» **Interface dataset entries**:
----------

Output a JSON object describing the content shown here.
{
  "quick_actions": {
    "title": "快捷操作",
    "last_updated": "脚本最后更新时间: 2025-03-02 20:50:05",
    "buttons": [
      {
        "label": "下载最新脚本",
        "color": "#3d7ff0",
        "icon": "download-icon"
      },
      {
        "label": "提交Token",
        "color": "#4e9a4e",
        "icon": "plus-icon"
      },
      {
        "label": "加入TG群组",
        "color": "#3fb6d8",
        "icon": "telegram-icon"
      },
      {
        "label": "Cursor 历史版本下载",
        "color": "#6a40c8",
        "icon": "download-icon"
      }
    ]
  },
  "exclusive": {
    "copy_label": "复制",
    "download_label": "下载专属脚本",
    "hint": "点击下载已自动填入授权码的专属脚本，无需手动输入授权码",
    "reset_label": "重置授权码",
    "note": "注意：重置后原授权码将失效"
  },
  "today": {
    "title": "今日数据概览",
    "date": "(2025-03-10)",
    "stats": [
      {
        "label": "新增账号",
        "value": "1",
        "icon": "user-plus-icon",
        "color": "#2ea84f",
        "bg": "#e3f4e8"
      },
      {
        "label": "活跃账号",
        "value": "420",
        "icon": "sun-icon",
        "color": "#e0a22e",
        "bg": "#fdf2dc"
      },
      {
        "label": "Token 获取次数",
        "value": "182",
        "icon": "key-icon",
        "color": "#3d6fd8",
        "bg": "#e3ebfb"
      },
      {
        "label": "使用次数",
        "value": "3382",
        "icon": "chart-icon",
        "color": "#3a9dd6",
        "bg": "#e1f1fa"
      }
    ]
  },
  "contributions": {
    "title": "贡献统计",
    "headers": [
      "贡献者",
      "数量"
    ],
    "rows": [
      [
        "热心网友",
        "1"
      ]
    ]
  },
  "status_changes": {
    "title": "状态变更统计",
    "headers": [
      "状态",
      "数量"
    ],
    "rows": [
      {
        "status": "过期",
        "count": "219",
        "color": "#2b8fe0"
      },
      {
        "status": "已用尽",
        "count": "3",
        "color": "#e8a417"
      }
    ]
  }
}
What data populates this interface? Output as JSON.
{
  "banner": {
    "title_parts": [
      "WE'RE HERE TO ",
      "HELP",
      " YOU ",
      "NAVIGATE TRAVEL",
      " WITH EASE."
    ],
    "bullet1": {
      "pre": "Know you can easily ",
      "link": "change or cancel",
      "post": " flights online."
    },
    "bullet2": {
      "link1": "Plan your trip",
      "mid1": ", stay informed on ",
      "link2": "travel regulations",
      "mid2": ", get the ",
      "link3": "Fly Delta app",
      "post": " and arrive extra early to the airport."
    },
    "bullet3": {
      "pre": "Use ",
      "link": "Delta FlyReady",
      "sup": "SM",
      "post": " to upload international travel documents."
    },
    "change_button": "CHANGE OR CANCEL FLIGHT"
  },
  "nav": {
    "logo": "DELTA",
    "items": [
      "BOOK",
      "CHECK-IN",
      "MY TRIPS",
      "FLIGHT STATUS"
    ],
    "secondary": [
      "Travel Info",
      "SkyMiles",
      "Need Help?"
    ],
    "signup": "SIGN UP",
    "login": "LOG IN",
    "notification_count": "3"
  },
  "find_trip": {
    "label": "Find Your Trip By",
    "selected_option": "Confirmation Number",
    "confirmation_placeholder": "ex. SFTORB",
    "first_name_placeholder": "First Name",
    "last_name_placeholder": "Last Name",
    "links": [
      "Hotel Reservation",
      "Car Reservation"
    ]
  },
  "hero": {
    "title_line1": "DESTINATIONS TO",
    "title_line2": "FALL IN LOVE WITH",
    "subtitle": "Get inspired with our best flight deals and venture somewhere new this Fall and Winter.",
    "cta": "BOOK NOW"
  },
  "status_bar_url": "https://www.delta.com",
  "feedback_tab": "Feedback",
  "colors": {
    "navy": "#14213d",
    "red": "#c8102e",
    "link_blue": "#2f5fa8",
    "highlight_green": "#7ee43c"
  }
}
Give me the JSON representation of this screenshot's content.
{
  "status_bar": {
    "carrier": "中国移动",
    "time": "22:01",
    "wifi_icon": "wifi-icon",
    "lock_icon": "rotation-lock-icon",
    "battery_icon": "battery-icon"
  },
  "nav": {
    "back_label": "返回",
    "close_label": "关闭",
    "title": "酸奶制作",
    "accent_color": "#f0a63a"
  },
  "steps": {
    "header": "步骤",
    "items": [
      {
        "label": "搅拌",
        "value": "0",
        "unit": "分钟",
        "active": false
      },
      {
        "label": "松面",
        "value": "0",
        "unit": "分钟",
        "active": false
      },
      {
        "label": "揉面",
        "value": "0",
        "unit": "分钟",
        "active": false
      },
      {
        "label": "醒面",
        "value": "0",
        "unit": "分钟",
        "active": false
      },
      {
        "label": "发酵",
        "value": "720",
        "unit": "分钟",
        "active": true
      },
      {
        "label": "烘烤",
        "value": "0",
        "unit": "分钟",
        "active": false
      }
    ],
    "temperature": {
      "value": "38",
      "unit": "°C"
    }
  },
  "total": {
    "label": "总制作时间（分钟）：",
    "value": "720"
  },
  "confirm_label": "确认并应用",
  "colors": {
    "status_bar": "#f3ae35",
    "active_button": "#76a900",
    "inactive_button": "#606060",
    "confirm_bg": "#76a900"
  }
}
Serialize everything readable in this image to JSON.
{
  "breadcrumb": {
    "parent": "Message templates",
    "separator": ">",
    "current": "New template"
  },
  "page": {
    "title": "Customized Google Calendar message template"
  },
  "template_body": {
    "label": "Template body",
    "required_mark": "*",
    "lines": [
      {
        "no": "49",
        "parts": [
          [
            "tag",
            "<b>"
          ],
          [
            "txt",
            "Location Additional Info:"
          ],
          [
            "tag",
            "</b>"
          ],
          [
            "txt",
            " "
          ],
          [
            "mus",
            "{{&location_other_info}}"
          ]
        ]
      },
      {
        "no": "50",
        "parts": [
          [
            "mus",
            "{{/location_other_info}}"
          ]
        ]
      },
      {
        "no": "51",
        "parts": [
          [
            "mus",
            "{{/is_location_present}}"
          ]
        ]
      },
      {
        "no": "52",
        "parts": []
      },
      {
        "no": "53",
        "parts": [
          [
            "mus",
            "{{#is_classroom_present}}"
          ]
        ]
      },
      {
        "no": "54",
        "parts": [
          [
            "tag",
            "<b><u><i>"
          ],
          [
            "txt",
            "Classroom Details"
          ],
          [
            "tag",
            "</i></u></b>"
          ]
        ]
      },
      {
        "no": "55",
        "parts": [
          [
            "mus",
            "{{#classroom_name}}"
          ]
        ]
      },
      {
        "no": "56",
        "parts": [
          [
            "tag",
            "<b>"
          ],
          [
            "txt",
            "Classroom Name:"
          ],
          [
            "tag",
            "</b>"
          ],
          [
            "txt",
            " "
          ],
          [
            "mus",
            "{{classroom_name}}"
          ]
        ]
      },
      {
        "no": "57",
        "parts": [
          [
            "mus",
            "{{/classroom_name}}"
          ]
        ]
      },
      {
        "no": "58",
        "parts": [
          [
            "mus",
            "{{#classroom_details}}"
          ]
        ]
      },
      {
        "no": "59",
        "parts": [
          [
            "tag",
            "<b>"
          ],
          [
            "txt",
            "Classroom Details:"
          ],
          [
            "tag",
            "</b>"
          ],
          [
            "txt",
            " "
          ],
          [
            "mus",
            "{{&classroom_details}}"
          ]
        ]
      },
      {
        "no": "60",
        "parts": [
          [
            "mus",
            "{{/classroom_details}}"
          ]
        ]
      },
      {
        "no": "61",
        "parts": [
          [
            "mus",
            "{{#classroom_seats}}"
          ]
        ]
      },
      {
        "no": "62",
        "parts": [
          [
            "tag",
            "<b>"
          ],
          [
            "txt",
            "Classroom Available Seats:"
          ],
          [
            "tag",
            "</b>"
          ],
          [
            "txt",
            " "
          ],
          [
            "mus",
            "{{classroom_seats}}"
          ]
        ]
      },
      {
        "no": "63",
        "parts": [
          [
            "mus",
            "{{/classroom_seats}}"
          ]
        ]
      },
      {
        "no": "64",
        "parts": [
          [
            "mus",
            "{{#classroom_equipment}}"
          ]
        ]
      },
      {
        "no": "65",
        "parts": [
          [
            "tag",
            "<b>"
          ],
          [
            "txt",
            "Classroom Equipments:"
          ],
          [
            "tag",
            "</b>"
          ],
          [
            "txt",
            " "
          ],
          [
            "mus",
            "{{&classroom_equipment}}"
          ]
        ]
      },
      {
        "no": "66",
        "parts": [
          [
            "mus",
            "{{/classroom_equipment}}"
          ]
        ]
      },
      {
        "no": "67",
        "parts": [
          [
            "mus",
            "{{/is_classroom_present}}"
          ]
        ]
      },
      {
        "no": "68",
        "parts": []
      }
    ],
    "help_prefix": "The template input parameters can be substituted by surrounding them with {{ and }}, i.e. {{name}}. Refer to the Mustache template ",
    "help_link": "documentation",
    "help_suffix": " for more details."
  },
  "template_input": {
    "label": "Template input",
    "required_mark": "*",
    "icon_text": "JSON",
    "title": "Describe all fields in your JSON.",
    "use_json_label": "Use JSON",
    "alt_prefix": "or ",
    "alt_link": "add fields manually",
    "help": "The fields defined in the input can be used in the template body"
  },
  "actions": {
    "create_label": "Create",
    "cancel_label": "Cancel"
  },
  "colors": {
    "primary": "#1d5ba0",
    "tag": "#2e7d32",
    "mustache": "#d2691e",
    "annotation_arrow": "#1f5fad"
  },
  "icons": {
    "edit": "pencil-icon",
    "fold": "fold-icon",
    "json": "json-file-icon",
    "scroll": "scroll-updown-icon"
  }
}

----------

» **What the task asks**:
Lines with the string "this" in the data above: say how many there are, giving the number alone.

» **Task result**:
4